Palestinian officials say that they can count on around 115 ‘yes’ votes, mostly from Arab, African, Latin American, and Asian states, and expect around 22 no-votes, led by the United States, and 56 abstentions in the 193-member organisation.
Frustrated in their request for full statehood last year amid U.S. opposition at the United Nations Security Council, Palestinians have launched a watered-down bid for recognition as an “observer state” -- the same status given to the Vatican.
Senior Palestinian officials have fanned out around the globe to press their case, including a meeting in Paris with French President Francois Hollande at the weekend.
Speaking on condition of anonymity due to the sensitivity of the talks, a Palestinian official said they hoped to flip a possible French abstention into a yes-vote, while other waiverers might also switch position nearer the date.

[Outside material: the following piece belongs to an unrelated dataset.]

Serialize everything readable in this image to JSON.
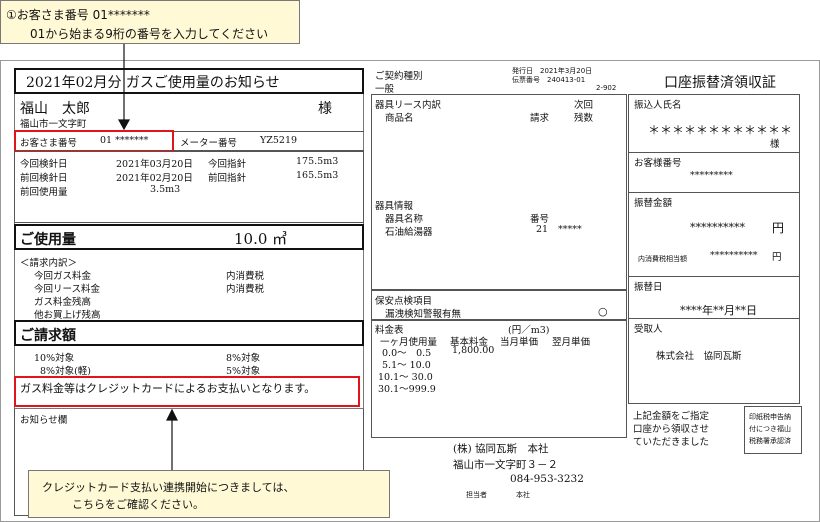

Israel and the United States have sharply criticised the Palestinian initiative, arguing that such unilateral moves are in violation of the 1993 Oslo accords, which were intended to pave the way to a “final status agreement” within five years.
While Israel expects to lose the forthcoming vote, it is anxious to see leading Western democracies vote against, or at worst abstain. Israeli Prime Minister Benjamin Netanyahu also met Hollande on Tuesday and was expected to raise the issue.
In Europe, the Netherlands, Czech Republic and Georgia were among 5 nations that looked set to vote ‘no’, the Palestinian official said.
Palestinians see the upgrade as international recognition of the lines predating the 1967 Arab-Israeli war. They say this will then be the reference point in future peace talks.
President Mahmoud Abbas has pledged to restart the talks, stalled since 2010 over settlement construction in the West Bank and East Jerusalem, “straightaway”, inferring he would drop a Palestinian precondition for a halt to the building work.
The top Palestinian peace negotiator told local newspapers on Tuesday of likely American and Israeli economic punishment should Palestinians win the upgrade.
Saeb Erekat wrote of contingencies including U.S. divestment from U.N. agencies and withdrawal of financial aid as well as the withholding by Israel of $100 million in monthly customs payments that the Palestinian Authority needs to remain afloat.
The U.S. could “freeze all or some of the funding for the Palestinian National Authority ... put pressure on other governments to discourage them from providing support and/or reduce their aid to Palestine,” he warned.
Since last year’s campaign, the U.S. has withheld $192 million in economic assistance to the broke, aid-dependent Palestinian Authority and stopped funding the U.N. cultural body UNESCO after it admitted Palestine as a member.
Economic anxiety is on the rise in the West Bank following U.S. sanctions and an aid shortfall from rich Gulf states last year, leading to delayed public sector salaries and fuel price hikes which provoked violent street demonstrations last month.
The vote is set to be called on November 15 or 29. Palestinian sources said the first date was more likely because it was closer to U.S. presidential elections on November 6, giving Washington less time to organise a lobbying campaign.
Editing by Crispian Balmer